(Page and application data records)

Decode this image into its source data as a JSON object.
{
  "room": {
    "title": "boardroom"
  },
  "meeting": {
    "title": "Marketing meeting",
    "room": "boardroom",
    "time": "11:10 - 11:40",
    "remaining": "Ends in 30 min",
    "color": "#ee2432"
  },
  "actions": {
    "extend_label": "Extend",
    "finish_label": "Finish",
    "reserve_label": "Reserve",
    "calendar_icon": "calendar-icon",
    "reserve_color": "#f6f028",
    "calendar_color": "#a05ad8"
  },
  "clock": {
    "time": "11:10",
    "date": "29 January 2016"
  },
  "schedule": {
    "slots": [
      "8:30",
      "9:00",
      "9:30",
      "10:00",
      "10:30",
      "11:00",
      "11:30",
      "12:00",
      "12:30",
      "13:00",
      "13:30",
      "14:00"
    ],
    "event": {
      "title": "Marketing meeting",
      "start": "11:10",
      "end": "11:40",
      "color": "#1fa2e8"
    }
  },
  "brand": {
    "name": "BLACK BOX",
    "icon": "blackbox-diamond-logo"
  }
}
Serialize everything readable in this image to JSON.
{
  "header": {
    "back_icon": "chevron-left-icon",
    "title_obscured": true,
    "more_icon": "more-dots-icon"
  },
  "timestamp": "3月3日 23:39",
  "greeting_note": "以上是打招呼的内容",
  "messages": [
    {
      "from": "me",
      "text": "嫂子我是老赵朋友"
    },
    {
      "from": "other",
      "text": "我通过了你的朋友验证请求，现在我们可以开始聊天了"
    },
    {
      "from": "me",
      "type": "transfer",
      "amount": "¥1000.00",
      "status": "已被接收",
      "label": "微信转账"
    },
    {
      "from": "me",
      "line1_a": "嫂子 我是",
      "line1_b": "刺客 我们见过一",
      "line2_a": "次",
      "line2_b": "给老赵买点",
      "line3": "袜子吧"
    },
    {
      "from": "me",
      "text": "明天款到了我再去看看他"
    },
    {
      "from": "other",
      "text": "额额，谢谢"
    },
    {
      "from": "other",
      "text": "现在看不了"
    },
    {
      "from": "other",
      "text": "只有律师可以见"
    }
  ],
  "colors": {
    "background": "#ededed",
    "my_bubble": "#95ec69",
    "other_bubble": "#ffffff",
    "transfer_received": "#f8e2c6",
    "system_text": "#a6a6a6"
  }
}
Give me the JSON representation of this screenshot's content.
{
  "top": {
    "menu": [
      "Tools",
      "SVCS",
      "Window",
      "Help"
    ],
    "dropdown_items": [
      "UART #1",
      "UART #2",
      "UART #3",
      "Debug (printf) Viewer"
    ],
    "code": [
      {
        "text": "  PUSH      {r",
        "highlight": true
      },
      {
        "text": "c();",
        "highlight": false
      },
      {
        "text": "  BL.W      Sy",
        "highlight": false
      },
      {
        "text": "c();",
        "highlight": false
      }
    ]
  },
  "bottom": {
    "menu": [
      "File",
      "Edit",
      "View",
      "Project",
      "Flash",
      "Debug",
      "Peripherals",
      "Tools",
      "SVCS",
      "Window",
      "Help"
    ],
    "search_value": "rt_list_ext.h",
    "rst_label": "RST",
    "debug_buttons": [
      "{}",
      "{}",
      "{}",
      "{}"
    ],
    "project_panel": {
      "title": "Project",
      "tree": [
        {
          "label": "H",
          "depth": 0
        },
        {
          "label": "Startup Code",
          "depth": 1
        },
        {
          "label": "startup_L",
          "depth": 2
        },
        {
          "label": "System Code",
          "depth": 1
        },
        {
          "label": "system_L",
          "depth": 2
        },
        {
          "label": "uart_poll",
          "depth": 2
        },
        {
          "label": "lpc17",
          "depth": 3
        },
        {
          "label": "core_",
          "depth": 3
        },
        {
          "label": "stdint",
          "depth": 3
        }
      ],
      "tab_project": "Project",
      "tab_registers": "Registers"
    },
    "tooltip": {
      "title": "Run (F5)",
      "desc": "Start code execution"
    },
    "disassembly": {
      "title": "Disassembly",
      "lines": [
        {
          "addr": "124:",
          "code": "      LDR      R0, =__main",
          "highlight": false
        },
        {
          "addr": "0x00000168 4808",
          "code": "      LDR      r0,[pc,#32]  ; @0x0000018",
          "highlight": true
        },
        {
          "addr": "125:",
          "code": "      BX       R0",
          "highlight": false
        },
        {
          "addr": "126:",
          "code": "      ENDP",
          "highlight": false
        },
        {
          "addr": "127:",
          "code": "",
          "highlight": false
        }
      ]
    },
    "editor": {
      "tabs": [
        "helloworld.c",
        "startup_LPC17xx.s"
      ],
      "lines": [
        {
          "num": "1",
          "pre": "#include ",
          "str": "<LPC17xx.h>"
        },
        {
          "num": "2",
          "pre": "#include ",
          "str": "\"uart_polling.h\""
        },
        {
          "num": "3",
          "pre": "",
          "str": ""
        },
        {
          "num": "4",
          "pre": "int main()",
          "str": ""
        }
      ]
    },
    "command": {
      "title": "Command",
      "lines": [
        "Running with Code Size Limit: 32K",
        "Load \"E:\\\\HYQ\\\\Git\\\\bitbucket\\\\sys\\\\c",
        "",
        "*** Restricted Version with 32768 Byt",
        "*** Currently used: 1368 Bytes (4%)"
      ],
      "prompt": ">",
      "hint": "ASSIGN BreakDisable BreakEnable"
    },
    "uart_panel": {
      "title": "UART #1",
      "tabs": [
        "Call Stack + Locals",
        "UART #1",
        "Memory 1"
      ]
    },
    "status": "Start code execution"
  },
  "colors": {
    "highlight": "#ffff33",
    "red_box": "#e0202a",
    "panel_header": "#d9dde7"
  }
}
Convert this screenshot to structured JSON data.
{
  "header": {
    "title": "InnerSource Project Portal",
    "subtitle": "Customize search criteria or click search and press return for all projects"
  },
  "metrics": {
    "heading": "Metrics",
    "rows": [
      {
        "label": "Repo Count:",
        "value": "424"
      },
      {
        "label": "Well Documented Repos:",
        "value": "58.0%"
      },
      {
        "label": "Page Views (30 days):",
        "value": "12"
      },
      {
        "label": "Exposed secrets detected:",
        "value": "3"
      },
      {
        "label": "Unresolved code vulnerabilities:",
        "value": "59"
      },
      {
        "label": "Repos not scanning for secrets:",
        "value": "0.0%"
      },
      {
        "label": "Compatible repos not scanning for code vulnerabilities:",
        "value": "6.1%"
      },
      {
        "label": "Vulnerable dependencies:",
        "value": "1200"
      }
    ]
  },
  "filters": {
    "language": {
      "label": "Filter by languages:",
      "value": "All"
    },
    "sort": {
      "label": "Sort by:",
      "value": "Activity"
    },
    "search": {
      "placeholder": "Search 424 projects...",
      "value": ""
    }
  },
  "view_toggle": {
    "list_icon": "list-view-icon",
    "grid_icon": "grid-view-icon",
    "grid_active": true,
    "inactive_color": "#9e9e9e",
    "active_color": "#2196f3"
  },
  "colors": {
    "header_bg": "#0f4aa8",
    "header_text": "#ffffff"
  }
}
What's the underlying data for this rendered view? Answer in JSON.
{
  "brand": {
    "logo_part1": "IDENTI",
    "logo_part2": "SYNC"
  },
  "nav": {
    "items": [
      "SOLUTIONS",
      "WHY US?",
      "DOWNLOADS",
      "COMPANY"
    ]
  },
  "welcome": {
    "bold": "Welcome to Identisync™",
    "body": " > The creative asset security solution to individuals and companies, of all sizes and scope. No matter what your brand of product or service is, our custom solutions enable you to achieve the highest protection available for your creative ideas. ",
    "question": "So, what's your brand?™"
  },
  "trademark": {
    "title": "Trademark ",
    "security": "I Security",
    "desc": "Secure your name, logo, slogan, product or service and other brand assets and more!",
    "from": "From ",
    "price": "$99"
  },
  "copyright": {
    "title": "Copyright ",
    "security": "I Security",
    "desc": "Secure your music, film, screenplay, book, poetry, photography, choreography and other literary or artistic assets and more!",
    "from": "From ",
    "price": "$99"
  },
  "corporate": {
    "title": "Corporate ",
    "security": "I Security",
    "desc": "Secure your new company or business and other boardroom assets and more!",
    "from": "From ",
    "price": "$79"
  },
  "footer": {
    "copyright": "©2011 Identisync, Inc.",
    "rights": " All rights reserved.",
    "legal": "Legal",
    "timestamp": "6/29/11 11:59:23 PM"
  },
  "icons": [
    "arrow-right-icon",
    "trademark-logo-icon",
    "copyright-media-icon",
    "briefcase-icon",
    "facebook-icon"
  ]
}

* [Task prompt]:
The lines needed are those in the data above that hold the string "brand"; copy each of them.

* [Exercise result]:
  "brand": {
  "brand": {
    "body": " > The creative asset security solution to individuals and companies, of all sizes and scope. No matter what your brand of product or service is, our custom solutions enable you to achieve the highest protection available for your creative ideas. ",
    "question": "So, what's your brand?™"
    "desc": "Secure your name, logo, slogan, product or service and other brand assets and more!",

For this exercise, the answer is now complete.